Supplied material:
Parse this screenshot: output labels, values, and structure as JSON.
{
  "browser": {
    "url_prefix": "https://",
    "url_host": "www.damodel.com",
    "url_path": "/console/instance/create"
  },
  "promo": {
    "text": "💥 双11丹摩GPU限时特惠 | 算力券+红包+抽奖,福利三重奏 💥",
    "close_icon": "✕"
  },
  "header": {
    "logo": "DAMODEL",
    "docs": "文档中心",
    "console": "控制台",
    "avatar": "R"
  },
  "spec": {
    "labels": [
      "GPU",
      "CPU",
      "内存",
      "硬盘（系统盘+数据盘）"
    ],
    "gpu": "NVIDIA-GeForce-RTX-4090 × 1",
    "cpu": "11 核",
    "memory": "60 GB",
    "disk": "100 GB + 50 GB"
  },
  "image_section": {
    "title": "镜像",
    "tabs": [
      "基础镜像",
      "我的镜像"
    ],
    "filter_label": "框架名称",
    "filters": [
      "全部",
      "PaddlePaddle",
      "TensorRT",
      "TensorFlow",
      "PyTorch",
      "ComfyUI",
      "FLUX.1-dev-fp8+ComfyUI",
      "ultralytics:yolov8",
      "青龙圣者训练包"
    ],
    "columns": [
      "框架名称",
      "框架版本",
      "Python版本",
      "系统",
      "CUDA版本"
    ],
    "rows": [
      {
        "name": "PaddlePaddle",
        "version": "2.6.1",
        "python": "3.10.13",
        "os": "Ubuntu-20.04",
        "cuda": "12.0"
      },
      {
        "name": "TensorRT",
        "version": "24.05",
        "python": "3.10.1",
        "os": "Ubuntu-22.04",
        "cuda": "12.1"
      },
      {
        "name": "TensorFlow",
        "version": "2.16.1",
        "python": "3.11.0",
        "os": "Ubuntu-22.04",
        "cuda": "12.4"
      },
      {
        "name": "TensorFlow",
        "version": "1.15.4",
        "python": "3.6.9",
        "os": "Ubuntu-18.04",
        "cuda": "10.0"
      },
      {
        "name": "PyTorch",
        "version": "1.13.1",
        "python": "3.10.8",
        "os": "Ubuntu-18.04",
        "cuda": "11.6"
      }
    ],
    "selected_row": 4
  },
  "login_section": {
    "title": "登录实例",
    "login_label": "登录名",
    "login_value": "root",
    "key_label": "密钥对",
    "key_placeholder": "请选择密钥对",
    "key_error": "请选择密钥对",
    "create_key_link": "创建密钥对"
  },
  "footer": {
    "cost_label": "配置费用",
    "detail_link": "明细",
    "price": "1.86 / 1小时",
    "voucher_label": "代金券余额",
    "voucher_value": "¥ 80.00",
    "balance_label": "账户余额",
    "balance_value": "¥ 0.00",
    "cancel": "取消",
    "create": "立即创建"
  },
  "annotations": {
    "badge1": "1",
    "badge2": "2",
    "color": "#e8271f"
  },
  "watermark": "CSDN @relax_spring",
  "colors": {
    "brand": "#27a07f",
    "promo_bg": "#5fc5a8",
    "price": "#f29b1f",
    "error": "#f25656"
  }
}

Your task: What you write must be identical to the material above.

Reply:
Parse this screenshot: output labels, values, and structure as JSON.
{
  "browser": {
    "url_prefix": "https://",
    "url_host": "www.damodel.com",
    "url_path": "/console/instance/create"
  },
  "promo": {
    "text": "💥 双11丹摩GPU限时特惠 | 算力券+红包+抽奖,福利三重奏 💥",
    "close_icon": "✕"
  },
  "header": {
    "logo": "DAMODEL",
    "docs": "文档中心",
    "console": "控制台",
    "avatar": "R"
  },
  "spec": {
    "labels": [
      "GPU",
      "CPU",
      "内存",
      "硬盘（系统盘+数据盘）"
    ],
    "gpu": "NVIDIA-GeForce-RTX-4090 × 1",
    "cpu": "11 核",
    "memory": "60 GB",
    "disk": "100 GB + 50 GB"
  },
  "image_section": {
    "title": "镜像",
    "tabs": [
      "基础镜像",
      "我的镜像"
    ],
    "filter_label": "框架名称",
    "filters": [
      "全部",
      "PaddlePaddle",
      "TensorRT",
      "TensorFlow",
      "PyTorch",
      "ComfyUI",
      "FLUX.1-dev-fp8+ComfyUI",
      "ultralytics:yolov8",
      "青龙圣者训练包"
    ],
    "columns": [
      "框架名称",
      "框架版本",
      "Python版本",
      "系统",
      "CUDA版本"
    ],
    "rows": [
      {
        "name": "PaddlePaddle",
        "version": "2.6.1",
        "python": "3.10.13",
        "os": "Ubuntu-20.04",
        "cuda": "12.0"
      },
      {
        "name": "TensorRT",
        "version": "24.05",
        "python": "3.10.1",
        "os": "Ubuntu-22.04",
        "cuda": "12.1"
      },
      {
        "name": "TensorFlow",
        "version": "2.16.1",
        "python": "3.11.0",
        "os": "Ubuntu-22.04",
        "cuda": "12.4"
      },
      {
        "name": "TensorFlow",
        "version": "1.15.4",
        "python": "3.6.9",
        "os": "Ubuntu-18.04",
        "cuda": "10.0"
      },
      {
        "name": "PyTorch",
        "version": "1.13.1",
        "python": "3.10.8",
        "os": "Ubuntu-18.04",
        "cuda": "11.6"
      }
    ],
    "selected_row": 4
  },
  "login_section": {
    "title": "登录实例",
    "login_label": "登录名",
    "login_value": "root",
    "key_label": "密钥对",
    "key_placeholder": "请选择密钥对",
    "key_error": "请选择密钥对",
    "create_key_link": "创建密钥对"
  },
  "footer": {
    "cost_label": "配置费用",
    "detail_link": "明细",
    "price": "1.86 / 1小时",
    "voucher_label": "代金券余额",
    "voucher_value": "¥ 80.00",
    "balance_label": "账户余额",
    "balance_value": "¥ 0.00",
    "cancel": "取消",
    "create": "立即创建"
  },
  "annotations": {
    "badge1": "1",
    "badge2": "2",
    "color": "#e8271f"
  },
  "watermark": "CSDN @relax_spring",
  "colors": {
    "brand": "#27a07f",
    "promo_bg": "#5fc5a8",
    "price": "#f29b1f",
    "error": "#f25656"
  }
}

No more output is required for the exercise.